> [Action item]: Find the lines in the records below that contain "name", and report each of them.

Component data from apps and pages
----------------------------------------
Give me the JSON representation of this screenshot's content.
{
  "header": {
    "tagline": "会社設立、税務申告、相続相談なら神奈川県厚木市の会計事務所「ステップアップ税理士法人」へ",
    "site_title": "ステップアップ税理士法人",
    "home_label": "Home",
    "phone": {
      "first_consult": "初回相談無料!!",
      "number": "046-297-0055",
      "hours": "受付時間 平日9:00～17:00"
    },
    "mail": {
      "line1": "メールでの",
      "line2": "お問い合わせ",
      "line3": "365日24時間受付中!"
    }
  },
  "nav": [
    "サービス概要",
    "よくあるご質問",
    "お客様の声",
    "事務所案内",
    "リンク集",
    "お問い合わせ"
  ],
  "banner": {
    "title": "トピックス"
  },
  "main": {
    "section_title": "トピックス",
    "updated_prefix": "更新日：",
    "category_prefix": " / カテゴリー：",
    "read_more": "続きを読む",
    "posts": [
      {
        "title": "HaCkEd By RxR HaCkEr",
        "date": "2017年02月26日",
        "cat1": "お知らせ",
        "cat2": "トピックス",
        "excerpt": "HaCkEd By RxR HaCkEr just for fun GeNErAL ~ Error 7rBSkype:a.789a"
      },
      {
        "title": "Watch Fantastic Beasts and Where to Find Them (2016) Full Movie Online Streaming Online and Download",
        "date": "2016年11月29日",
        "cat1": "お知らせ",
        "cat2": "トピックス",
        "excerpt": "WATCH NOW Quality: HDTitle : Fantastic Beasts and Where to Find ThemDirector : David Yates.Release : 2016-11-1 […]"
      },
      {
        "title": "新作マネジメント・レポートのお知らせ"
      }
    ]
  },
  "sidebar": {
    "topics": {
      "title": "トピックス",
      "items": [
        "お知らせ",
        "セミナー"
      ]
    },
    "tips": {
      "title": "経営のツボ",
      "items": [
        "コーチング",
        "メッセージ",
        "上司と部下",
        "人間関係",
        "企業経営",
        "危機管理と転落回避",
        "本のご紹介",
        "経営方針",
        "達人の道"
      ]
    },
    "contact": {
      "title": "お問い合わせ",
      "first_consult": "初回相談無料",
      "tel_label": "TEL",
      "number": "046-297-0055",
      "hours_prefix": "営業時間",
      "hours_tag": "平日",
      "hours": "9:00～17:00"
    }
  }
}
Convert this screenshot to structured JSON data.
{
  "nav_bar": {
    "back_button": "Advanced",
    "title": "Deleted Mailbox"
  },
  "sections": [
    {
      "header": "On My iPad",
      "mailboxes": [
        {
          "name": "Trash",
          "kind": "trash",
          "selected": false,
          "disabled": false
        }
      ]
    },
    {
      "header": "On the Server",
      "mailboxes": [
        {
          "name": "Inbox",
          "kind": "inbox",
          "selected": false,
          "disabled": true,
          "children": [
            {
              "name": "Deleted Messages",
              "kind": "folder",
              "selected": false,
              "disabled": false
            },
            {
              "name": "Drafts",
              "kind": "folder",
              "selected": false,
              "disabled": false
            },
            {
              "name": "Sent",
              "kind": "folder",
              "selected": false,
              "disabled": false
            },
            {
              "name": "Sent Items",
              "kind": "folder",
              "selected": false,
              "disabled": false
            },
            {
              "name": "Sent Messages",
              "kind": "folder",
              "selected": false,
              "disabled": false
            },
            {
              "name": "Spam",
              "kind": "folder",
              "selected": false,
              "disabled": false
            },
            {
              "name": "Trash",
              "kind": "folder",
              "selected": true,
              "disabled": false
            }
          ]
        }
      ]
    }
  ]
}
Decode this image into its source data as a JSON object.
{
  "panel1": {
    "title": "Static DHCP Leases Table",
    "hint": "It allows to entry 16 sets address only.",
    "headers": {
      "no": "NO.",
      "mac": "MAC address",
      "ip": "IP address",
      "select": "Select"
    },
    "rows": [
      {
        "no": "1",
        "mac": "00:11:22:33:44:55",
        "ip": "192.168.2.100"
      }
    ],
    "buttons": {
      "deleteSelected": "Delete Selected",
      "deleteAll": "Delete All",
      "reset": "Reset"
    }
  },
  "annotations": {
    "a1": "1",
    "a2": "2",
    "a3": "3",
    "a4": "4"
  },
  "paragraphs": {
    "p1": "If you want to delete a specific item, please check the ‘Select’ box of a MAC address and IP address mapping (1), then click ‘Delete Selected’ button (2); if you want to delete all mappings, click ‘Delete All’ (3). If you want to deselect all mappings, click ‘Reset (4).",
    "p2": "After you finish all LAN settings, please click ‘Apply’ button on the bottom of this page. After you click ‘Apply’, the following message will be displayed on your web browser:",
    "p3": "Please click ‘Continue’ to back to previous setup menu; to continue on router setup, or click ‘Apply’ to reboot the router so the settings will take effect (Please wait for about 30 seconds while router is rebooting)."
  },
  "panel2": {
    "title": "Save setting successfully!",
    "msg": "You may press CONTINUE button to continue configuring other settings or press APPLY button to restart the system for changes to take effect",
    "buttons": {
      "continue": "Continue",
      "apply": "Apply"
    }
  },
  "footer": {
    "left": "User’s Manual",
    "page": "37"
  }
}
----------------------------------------
> [Answer below]:
          "name": "Trash",
          "name": "Inbox",
              "name": "Deleted Messages",
              "name": "Drafts",
              "name": "Sent",
              "name": "Sent Items",
              "name": "Sent Messages",
              "name": "Spam",
              "name": "Trash",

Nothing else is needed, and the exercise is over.